Then, THUD….Daddy fell off the roof of the shed from laughing so hard, right into the middle of those hogs. Many fish were caught that late evening, and I swear the neighbors 2 miles away could hear their laughter the whole time they were fishing and frog gigging that evening and night, about the episode in the hog pen. As for me, both thighs scorched from being burnt, I never went inside that hog pen again.
I was recently asked how I got so interested and infatuated with vintage baubles and jewels…. Well, I had to think about that for a minute or two, and the answer that came to mind was clearly, my Aunt Bernice.
Aunt Bernice was married to my Uncle Hershel Dean. My fondest memories of her were the times we visited them while in Sumatra, Florida at their hunting lodge, an old Victorian house in or near, Tate’s Hell, their little newly built home in Tallahassee, Florida, and the little lake cabin located on the banks of Lake Talquin, located between Quincy and Tallahassee, Florida.
Yes, Aunt Bernice and Uncle Hershel moved around, because they “lived”. They followed their dreams and trials. They were not afraid, in my opinion of trying different things, testing their ideas and dreams, and they loved their children, grandchildren, nieces and nephews. Uncle Hershel was probably more like the grandfather I never had.
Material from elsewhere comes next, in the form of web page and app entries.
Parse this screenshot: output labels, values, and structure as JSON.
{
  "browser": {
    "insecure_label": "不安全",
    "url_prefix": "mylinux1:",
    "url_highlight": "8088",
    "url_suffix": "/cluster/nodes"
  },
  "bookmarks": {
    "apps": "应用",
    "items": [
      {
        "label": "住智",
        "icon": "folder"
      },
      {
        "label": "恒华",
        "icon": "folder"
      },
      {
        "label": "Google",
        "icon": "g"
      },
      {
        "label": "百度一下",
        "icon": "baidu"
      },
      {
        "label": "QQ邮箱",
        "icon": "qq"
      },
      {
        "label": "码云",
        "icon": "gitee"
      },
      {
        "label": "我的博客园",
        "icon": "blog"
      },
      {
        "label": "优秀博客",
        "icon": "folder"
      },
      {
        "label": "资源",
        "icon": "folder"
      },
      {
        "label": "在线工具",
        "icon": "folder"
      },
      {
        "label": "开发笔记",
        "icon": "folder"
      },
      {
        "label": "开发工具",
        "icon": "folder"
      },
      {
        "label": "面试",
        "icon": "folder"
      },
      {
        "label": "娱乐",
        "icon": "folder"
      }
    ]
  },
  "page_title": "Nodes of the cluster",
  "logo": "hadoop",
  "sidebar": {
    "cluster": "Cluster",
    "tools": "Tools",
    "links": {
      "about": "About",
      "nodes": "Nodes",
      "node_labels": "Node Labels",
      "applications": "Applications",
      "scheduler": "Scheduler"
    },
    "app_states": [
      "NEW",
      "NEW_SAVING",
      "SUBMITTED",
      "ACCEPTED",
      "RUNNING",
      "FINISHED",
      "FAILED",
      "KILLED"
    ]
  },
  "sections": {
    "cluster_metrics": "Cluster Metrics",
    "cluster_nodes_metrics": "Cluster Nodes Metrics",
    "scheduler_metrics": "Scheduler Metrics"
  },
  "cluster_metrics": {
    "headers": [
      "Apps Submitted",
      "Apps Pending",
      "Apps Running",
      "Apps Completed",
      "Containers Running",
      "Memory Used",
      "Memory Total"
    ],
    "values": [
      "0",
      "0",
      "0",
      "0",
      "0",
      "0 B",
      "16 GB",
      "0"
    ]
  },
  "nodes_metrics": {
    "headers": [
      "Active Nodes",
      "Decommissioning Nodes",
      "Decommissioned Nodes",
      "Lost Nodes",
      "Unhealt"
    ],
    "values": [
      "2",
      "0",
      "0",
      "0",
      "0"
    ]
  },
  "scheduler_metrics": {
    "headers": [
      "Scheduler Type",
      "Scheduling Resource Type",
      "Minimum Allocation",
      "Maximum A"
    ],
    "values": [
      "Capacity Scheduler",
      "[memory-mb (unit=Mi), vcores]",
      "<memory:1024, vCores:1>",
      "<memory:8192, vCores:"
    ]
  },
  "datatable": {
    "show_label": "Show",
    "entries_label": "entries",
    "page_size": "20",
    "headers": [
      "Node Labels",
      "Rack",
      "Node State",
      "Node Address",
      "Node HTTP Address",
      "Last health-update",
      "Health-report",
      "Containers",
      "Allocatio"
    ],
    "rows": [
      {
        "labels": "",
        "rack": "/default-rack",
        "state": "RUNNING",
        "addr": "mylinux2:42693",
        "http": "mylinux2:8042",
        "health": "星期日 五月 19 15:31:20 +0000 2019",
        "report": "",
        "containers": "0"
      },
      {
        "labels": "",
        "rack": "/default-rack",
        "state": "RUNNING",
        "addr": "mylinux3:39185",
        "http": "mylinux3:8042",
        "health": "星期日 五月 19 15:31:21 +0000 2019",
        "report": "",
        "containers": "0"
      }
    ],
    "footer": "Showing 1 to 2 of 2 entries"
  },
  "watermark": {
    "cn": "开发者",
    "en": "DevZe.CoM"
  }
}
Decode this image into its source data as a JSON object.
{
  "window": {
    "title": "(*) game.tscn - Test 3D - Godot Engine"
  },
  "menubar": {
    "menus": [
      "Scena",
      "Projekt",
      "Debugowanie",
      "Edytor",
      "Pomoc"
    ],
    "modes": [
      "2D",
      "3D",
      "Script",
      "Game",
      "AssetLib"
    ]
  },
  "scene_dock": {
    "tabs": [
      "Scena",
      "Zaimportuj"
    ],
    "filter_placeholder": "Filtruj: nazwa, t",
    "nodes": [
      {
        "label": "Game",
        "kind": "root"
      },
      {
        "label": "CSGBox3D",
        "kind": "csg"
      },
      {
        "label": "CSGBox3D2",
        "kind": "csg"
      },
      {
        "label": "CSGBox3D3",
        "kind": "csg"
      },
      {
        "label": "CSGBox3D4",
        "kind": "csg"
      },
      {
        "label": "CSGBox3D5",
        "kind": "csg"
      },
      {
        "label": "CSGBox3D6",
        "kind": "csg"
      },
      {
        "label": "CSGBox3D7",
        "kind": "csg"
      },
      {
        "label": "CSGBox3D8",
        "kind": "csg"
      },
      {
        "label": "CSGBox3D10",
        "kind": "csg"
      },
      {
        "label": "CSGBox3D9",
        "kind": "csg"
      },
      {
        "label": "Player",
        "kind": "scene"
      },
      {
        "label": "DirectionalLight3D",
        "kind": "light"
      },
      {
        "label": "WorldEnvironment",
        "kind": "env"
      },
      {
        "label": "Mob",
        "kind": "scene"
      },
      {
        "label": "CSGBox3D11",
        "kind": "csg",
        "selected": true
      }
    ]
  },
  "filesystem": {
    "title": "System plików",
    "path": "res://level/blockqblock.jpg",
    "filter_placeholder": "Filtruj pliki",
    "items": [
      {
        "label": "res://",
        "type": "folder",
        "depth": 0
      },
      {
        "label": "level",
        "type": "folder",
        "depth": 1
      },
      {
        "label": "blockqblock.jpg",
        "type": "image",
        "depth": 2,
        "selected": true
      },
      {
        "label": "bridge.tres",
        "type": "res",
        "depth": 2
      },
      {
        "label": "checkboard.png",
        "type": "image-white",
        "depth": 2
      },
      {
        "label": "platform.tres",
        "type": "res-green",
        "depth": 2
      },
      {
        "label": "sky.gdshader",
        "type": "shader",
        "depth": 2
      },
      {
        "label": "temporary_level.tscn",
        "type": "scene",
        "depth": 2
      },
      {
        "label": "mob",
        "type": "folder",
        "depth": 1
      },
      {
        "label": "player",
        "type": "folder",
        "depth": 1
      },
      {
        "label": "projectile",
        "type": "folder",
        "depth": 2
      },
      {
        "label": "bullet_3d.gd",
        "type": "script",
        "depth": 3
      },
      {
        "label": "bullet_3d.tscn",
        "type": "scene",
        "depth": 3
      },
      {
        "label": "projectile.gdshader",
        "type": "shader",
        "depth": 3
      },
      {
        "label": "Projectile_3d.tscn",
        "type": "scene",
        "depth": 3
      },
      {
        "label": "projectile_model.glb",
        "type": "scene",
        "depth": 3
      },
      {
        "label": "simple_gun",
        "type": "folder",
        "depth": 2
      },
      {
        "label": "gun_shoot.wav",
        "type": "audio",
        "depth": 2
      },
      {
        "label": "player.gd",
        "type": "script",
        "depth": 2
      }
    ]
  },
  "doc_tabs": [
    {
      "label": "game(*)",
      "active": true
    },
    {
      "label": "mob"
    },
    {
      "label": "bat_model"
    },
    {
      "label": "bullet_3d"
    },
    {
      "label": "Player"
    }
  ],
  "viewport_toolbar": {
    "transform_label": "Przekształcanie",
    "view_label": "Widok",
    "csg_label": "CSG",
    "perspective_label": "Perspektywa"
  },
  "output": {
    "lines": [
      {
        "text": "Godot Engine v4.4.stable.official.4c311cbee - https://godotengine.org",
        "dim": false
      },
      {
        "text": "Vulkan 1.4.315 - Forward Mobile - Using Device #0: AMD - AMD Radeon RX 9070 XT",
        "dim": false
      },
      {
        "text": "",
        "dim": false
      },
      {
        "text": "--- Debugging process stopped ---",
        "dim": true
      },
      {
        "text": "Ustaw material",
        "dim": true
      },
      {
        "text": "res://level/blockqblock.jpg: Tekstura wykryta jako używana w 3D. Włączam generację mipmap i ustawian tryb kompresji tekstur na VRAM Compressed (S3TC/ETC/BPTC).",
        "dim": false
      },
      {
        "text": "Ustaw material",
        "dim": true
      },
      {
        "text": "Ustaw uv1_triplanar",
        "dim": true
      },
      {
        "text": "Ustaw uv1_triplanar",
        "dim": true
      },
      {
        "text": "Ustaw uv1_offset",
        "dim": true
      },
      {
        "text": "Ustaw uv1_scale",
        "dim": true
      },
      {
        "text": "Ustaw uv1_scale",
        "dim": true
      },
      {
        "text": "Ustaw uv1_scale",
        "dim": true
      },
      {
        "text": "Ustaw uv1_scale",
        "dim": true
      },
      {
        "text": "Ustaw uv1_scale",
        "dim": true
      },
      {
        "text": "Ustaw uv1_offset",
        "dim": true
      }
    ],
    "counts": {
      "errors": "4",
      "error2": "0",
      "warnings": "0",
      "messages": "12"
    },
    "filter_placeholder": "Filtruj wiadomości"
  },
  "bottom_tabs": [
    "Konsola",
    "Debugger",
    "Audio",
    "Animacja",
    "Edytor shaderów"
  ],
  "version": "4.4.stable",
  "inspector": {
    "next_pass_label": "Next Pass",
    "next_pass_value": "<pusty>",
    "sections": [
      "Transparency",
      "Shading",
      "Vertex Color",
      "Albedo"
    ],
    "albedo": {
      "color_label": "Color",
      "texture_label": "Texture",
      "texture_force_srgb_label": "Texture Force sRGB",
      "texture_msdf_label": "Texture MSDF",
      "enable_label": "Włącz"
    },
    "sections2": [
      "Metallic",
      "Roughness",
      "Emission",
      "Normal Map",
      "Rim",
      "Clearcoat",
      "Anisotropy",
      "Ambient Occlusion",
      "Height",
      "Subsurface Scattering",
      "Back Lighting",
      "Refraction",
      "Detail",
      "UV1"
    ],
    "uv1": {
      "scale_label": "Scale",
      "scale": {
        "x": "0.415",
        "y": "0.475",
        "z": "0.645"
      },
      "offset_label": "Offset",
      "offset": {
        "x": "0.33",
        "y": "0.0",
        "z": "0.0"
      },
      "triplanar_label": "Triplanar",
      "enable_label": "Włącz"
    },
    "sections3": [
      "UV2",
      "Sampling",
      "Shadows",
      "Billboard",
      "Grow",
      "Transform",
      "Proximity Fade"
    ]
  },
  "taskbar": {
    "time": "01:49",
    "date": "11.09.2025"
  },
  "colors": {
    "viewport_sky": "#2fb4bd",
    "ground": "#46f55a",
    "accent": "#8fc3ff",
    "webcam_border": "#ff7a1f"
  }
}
Aunt Bernice, well she had the most beautiful things, through my eyes, a child. There seem to always be ribbon candy in an elegant glass candy jar on her coffee table, ornate flatware for dining, a very modern stove that anyone can imagine with Guardian cookware to match. Her shoes were fashionable leather high heels, with purses to match, she wore beaded earbobs, and her shoes and purses matched every outfit I saw her in, even down to her sweet calico aprons when she was busy cooking all the catfish and bream we caught on Lake Talquin, or in the roadside ditches of Sumatra, Florida. Aunt Bernice was a lady, elegant no matter where she was.
Not only do I remember her colorful shoes and purses that matched her clothes, I remember her treasure chest of wonderful costume jewelry that complimented all her outfits. I couldn’t have been more than 9 to 11 years old when we would visit the Lake house. In order to keep us kids occupied with something interesting to do, on days that the weather didn’t permit our swimming or fishing in the lake….she would pull out her jewelry box and let me play with her baubles. Uncle Hershel provided us with tons of note pads with Ring Power logos and decks and decks of card games such as Rook. So much like a treasure chest, the Lake house was. My siblings and I would stay spellbound for hours, until our family visit was over, and time to load back into the old blue Plymouth 2 door and make our way back home to Quincy.
Uncle Hershel and Aunt Bernice provided the most wonderful comfort zone for children. They loved, and I hope they knew how much we loved them. They provided some of the most wonderful memories I have of growing up in rural North Florida. They took adventures and encouraged their nieces and nephews to also.